In the last two decades, three-point attempts have more than doubled, increasing from 14 to 35 attempts per game.
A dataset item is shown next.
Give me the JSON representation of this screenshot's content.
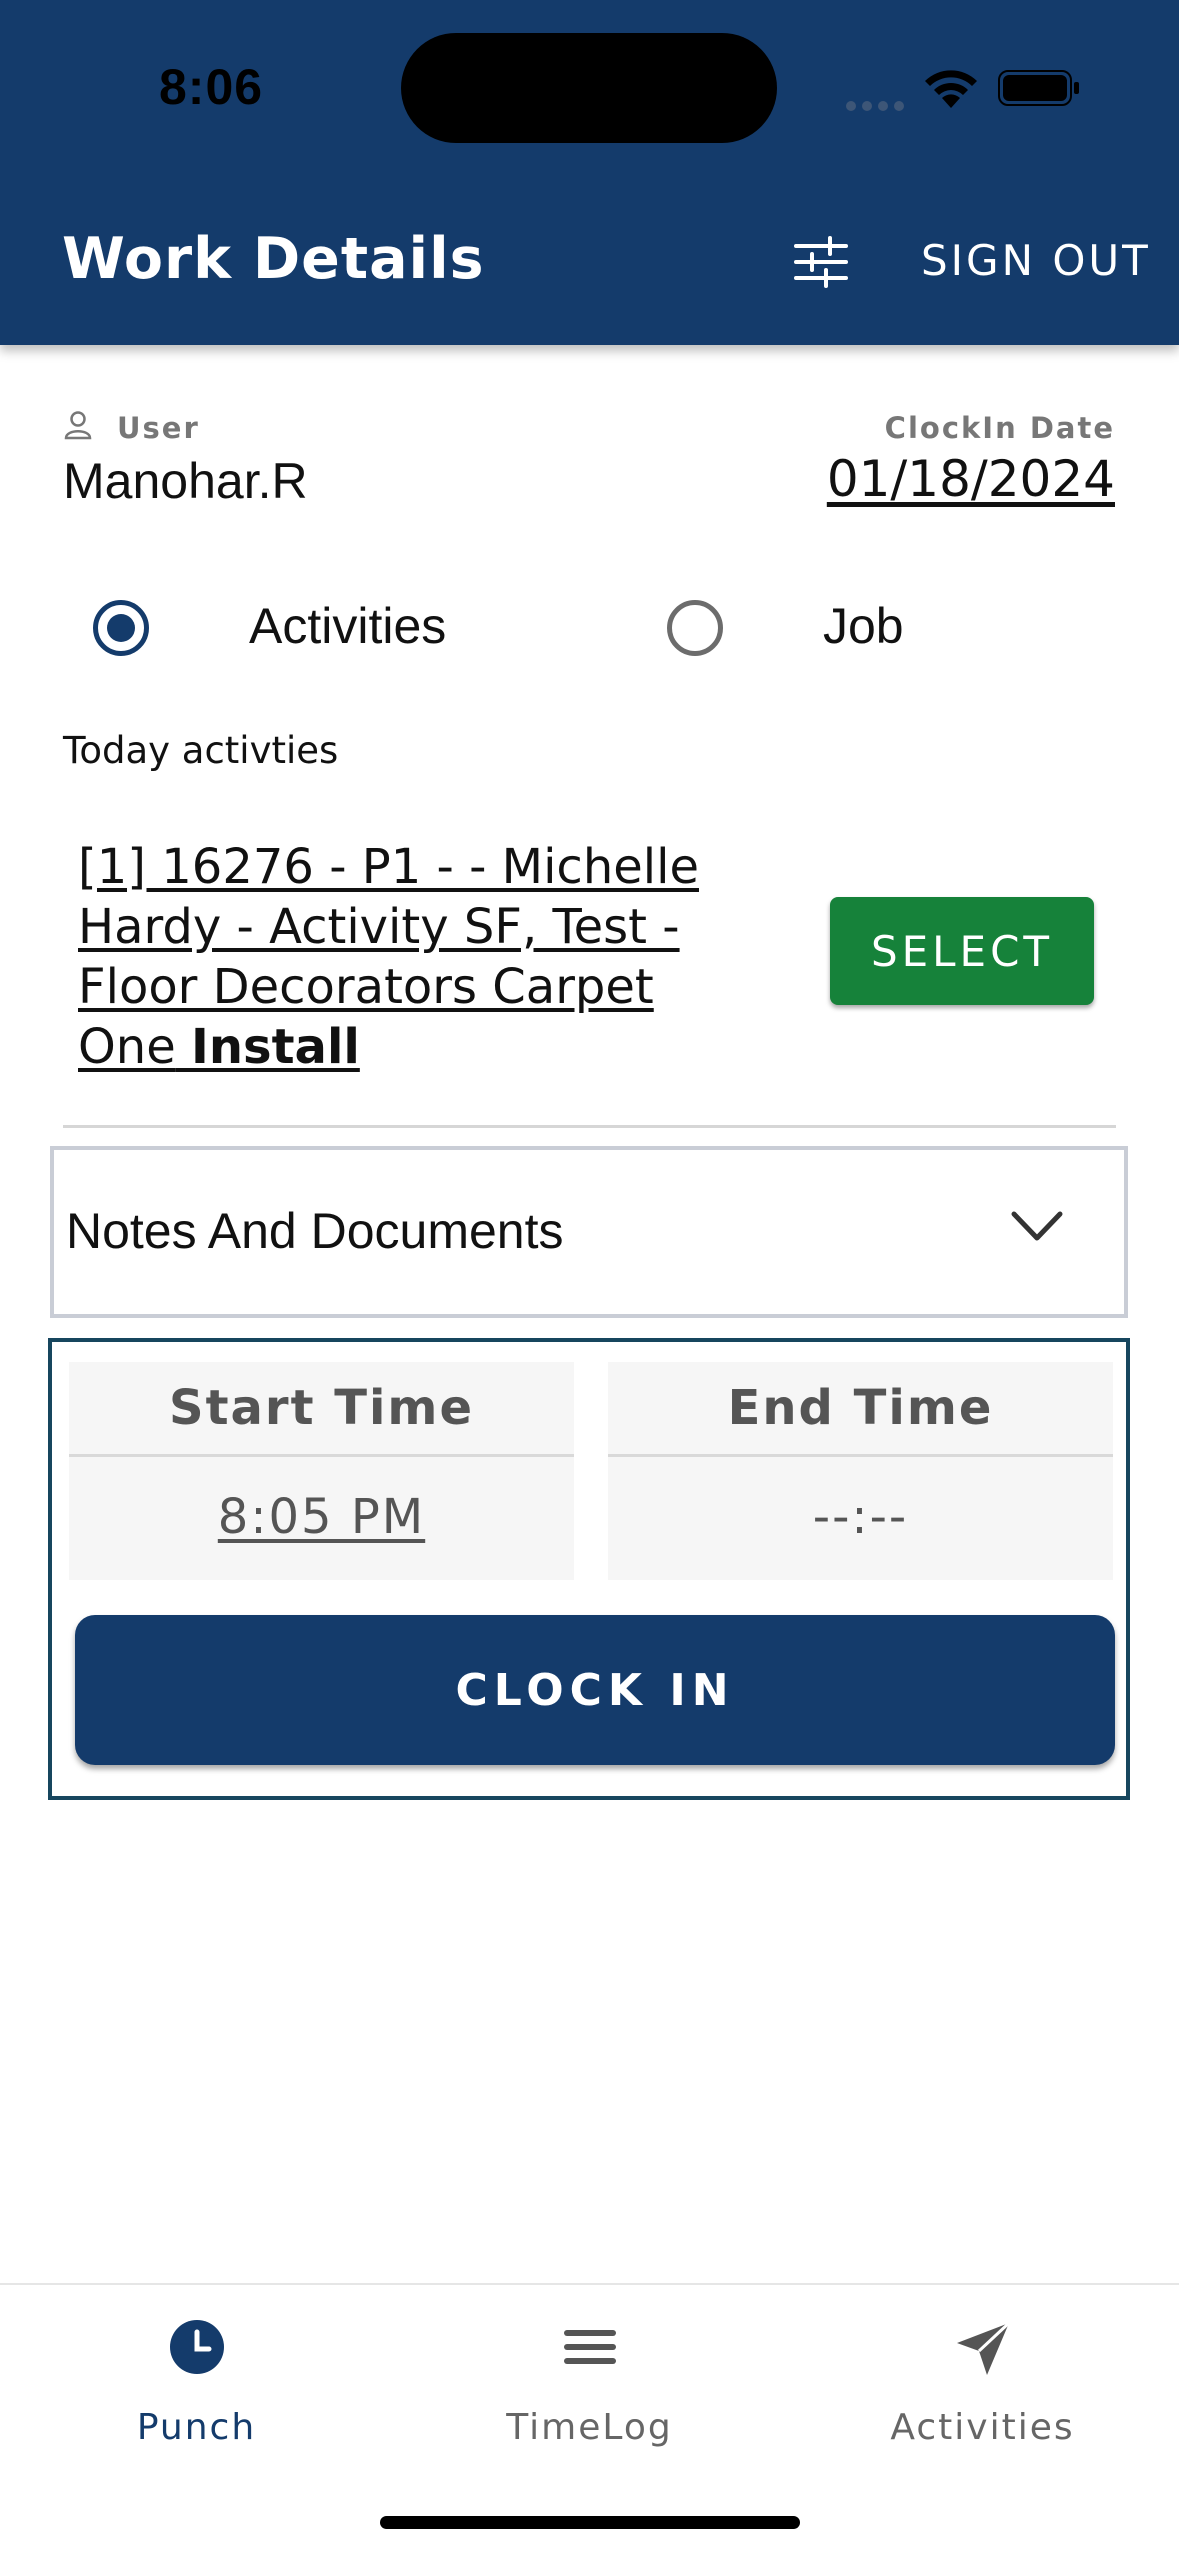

This analysis clearly demonstrates that teams with superior three-point shooting skills have an advantage, thereby validating the strategy of prioritizing three-pointers in gameplay.

Here is the Python code I used for this analysis.

# https://www.basketball-reference.com/leagues/NBA_stats_per_game.html import matplotlib.pyplot as plt import random from scipy.stats import ttest_ind import numpy as np # Define the number of shots to take and the shooting percentages for each team num_shots = 100 three_pct = 0.361 two_pct = 0.475 # Simulate shooting 90 shots for each team 100,000 times and keep track of how many times each team wins num_games = 10000 team_three_wins = 0 team_two_wins = 0 tied_result = 0 for i in range(num_games): team_three_score = 0 team_two_score = 0 for j in range(num_shots): if random.random() <= three_pct: team_three_score += 3 if random.random() <= two_pct: team_two_score += 2 if team_three_score > team_two_score: team_three_wins += 1 elif team_two_score > team_three_score: team_two_wins += 1 elif team_two_score == team_three_score: tied_result += 1 # Print the results print("After {} simulations:".format(num_games)) print("Team shooting only three-pointers won {} times".format(team_three_wins)) print("Team shooting only two-pointers won {} times".format(team_two_wins)) print("Tied result: {} times".format(tied_result)) # Function to simulate a game with only three-point shots def simulate_game_three(): made_shots_three = 0 for _ in range(num_shots): if random.random() < three_pct: made_shots_three += 1 return made_shots_three * 3 # Function to simulate a game with only three-point shots def simulate_game_two(): made_shots_two = 0 for _ in range(num_shots): if random.random() < two_pct: made_shots_two += 1 return made_shots_two * 2 # Run the simulation and record the total points scored in each game game_scores_three = [simulate_game_three() for _ in range(num_games)] game_scores_two = [simulate_game_two() for _ in range(num_games)] # Create a histogram of the total points scored bins_three = range(min(game_scores_three), max(game_scores_three)+1, 3) bins_two = range(min(game_scores_two), max(game_scores_two)+1, 2) plt.hist(game_scores_three, bins=bins_three, color='tab:blue', alpha=0.5, label="Three-point shots", edgecolor='black') plt.hist(game_scores_two, bins=bins_two, color='tab:orange', alpha=0.5, label="Two-point shots", edgecolor='black') plt.xlabel("Total Points Scored") plt.ylabel("Frequency") plt.title("Histogram Comparison of Total Points Scored") plt.legend() plt.savefig('basketball-simulation-histogram.png', dpi=300, bbox_inches='tight') plt.show() # Perform the two-sample t-test t_statistic, p_value = ttest_ind(game_scores_three, game_scores_two) # Print the results print("T-statistic:", t_statistic) print("P-value:", p_value) mean_three = np.mean(game_scores_three) mean_two = np.mean(game_scores_two) std_dev_three = np.std(game_scores_three, ddof=1) # Using ddof=1 for sample standard deviation std_dev_two = np.std(game_scores_two, ddof=1) # Print the mean and standard deviation of each dataset print("Average points per game for the team shooting three-pointers: {:.2f}".format(mean_three)) print("Standard deviation for the team shooting three-pointers: {:.2f}".format(std_dev_three)) print("Average points per game for the team shooting two-pointers: {:.2f}".format(mean_two)) print("Standard deviation for the team shooting two-pointers: {:.2f}".format(std_dev_two)) # Determine if the null hypothesis can be rejected alpha = 0.05 # Set a significance level if p_value < alpha: print("We reject the null hypothesis: there is a significant difference in the means of the two populations.") else: print("We cannot reject the null hypothesis: there is no significant difference in the means of the two populations.")